INCLEMENT WEATHER AND THE WORKPLACE
Updated: May 17, 2021
By Robert Turner
February 24, 2021
The polar vortex that shut down much of the southern United States in February 2021 raised many questions from employers and employees alike about inclement weather policies and pay. It is essential to know what to expect when the weather is so bad that a business must close or employees cannot make it to the workplace.
Under the Fair Labor Standards Act (“FLSA”), employers must pay hourly-paid employees only for the time they spend working. If inclement weather forces a business to close, hourly-paid employees are not required to be paid so long as they are not performing any work. The same holds true when the workplace remains open, but the employee cannot make it in. Simply put, if hourly-paid employees are not working, there is no requirement to pay them.
Salaried Non-Exempt Employees
The FLSA requires salaried employees to be paid their full salary for workweeks in which they perform any work. So, in the case of the workplace being closed less than one week due to inclement weather, salaried employees must be paid their full salary for that week if they performed any work. However, an employer does not have to pay salaried employees if the workplace is closed for an entire week and no work was completed.

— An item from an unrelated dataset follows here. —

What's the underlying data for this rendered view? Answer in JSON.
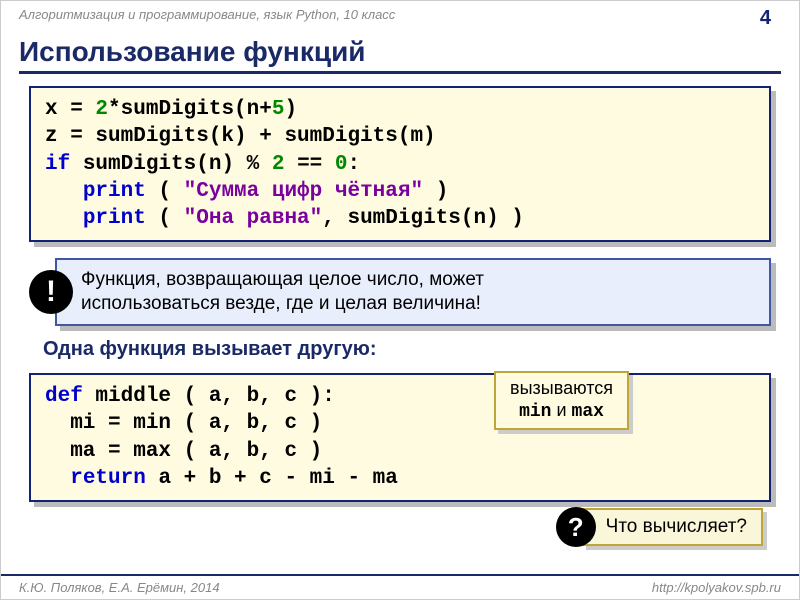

What about when a workplace is open, but a salaried employee cannot come in? The answer to this question is that the employee staying home will be considered “absent” from work for that day. The employer then can require that the employee use any accrued leave time to cover the absence. If an employer does not have a leave policy in place, the employer is not obligated to pay that employee. The employer can then deduct a full day’s pay from the employee’s next paycheck for the day(s) missed. Deductions can only occur in a situation where an employee misses an entire day. Even if an employee only works part of a day before leaving due to incoming inclement weather, that employee is still entitled to a salary for the entire day.
It is important to note, in this era of working from home, an employer will be required to pay both its hourly-paid and salaried employees even if the workplace is closed provided that those employees are performing work from home. To avoid any confusion about this situation, an employer must have clear guidance in place regarding inclement weather and what is expected from all employees.
This article is for informational purposes only and is not intended to provide legal or tax advice. Receipt of or viewing information on this web site does not create an attorney-client relationship. You may contact our firm to establish such a relationship, but in any event, please consult an attorney or tax professional of your choosing for advice on this or any other legal topic.